Present each line of the entries below that holds the word "JSON".

+--

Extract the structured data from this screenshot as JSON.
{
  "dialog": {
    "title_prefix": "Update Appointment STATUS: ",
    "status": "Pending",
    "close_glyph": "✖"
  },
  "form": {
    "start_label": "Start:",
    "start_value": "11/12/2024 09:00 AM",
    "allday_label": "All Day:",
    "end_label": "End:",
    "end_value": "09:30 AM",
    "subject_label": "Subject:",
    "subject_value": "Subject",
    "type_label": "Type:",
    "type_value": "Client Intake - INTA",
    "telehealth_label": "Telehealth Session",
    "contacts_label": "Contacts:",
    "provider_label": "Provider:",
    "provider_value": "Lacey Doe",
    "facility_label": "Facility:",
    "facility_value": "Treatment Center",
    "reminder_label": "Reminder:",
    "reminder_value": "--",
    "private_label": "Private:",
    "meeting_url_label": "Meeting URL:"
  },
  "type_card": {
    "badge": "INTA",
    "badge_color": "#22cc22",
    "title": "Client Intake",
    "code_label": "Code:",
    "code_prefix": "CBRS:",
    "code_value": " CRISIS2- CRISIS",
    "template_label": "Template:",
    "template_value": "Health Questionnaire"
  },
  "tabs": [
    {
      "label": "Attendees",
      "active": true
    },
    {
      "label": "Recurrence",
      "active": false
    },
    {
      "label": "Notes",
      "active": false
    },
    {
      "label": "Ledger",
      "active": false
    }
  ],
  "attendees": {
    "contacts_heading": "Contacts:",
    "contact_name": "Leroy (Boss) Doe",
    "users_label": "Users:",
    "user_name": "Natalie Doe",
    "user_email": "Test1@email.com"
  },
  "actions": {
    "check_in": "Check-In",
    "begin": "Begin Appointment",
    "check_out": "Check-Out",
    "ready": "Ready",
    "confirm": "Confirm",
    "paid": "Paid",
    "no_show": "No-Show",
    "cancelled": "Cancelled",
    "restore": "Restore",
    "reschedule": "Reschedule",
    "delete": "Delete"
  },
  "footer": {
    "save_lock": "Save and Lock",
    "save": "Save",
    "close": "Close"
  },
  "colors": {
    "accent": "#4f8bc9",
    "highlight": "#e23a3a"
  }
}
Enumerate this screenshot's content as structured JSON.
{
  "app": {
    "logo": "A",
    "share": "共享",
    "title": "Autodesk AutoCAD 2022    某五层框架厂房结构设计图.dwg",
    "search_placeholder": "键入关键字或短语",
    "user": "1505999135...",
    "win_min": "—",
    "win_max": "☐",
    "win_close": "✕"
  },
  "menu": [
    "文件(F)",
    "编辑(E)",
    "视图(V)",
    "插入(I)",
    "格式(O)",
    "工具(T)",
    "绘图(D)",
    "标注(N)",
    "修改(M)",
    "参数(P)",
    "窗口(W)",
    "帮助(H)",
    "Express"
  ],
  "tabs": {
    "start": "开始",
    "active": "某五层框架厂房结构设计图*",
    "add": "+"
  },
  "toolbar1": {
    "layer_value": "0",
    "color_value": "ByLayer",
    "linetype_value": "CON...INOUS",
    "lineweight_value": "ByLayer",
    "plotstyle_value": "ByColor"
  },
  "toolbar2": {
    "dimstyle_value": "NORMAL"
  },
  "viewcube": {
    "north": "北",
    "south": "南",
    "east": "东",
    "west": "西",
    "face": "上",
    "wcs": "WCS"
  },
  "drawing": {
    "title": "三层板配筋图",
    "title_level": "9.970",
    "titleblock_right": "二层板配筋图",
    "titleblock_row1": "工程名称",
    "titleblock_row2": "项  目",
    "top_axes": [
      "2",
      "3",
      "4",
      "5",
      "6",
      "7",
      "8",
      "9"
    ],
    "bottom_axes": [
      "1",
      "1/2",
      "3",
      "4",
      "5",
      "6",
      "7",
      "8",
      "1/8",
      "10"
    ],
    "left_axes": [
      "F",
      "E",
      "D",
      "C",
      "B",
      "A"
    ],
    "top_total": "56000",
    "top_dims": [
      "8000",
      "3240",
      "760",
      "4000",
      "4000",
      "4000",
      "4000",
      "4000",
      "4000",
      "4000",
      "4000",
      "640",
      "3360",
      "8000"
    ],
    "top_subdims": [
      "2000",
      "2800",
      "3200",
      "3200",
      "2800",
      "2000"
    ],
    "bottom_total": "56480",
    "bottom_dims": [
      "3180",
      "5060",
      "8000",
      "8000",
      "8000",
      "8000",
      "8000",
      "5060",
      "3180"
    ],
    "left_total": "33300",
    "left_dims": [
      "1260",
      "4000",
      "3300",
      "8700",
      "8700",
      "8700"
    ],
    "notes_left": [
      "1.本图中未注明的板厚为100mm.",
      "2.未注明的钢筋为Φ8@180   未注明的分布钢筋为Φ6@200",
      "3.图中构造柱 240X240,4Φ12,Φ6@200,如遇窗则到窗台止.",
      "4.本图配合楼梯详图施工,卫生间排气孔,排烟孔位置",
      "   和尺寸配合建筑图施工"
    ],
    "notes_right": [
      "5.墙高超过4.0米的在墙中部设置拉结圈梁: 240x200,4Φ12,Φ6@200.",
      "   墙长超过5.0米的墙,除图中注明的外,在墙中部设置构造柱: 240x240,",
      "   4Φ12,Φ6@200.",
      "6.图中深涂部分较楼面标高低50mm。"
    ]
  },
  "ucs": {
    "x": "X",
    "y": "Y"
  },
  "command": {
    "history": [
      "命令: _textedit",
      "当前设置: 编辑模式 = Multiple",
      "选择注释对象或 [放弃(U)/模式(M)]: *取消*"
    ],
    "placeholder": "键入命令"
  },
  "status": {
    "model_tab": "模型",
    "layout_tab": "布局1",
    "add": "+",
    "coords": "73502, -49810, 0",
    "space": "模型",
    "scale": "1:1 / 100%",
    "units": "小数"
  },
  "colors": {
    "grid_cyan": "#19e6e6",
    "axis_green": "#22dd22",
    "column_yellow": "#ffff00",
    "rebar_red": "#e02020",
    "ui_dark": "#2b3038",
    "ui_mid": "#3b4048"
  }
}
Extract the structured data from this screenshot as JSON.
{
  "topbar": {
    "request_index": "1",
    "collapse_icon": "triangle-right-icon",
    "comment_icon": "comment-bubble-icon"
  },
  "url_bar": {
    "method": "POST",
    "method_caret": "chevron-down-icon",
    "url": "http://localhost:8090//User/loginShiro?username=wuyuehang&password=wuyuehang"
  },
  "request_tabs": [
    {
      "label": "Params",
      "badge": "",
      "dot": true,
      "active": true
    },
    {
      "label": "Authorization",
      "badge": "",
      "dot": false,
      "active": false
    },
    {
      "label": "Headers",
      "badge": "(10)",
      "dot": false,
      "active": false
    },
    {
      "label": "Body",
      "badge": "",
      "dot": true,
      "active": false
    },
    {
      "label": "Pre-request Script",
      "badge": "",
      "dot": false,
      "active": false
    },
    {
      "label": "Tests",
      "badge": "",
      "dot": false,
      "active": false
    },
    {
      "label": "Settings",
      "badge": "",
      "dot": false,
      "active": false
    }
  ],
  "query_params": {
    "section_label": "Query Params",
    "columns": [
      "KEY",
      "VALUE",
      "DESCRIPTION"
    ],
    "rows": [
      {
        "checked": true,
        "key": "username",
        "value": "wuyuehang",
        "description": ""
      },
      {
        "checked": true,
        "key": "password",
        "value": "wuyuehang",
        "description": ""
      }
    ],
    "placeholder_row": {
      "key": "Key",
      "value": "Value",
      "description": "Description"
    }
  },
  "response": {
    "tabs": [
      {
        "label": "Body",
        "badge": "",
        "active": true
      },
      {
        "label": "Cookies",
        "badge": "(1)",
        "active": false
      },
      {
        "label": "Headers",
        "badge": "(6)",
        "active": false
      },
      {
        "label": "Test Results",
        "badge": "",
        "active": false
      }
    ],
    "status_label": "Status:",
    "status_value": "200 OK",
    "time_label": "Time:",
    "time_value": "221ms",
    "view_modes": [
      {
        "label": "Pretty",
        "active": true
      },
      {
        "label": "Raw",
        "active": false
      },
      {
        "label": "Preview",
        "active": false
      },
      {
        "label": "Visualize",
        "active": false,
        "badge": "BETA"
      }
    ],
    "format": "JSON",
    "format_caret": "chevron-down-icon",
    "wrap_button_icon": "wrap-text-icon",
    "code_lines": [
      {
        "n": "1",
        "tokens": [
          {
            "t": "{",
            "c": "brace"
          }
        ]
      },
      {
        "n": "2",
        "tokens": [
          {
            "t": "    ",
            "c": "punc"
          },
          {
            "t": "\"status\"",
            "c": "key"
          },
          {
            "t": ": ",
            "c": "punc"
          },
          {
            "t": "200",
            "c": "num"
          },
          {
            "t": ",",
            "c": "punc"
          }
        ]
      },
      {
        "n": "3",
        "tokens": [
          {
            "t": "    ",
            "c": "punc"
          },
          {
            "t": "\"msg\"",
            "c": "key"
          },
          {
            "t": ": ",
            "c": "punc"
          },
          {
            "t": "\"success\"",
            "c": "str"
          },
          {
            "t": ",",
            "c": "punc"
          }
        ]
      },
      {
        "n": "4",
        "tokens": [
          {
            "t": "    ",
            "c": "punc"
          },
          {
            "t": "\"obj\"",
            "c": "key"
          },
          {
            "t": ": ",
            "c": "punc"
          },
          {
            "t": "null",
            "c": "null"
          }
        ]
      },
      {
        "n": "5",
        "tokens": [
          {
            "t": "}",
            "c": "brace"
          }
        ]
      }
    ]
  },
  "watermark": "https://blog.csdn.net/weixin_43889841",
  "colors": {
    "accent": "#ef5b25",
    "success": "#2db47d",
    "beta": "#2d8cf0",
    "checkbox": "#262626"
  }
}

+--

> Task response:
Extract the structured data from this screenshot as JSON.
Enumerate this screenshot's content as structured JSON.
Extract the structured data from this screenshot as JSON.
    "format": "JSON",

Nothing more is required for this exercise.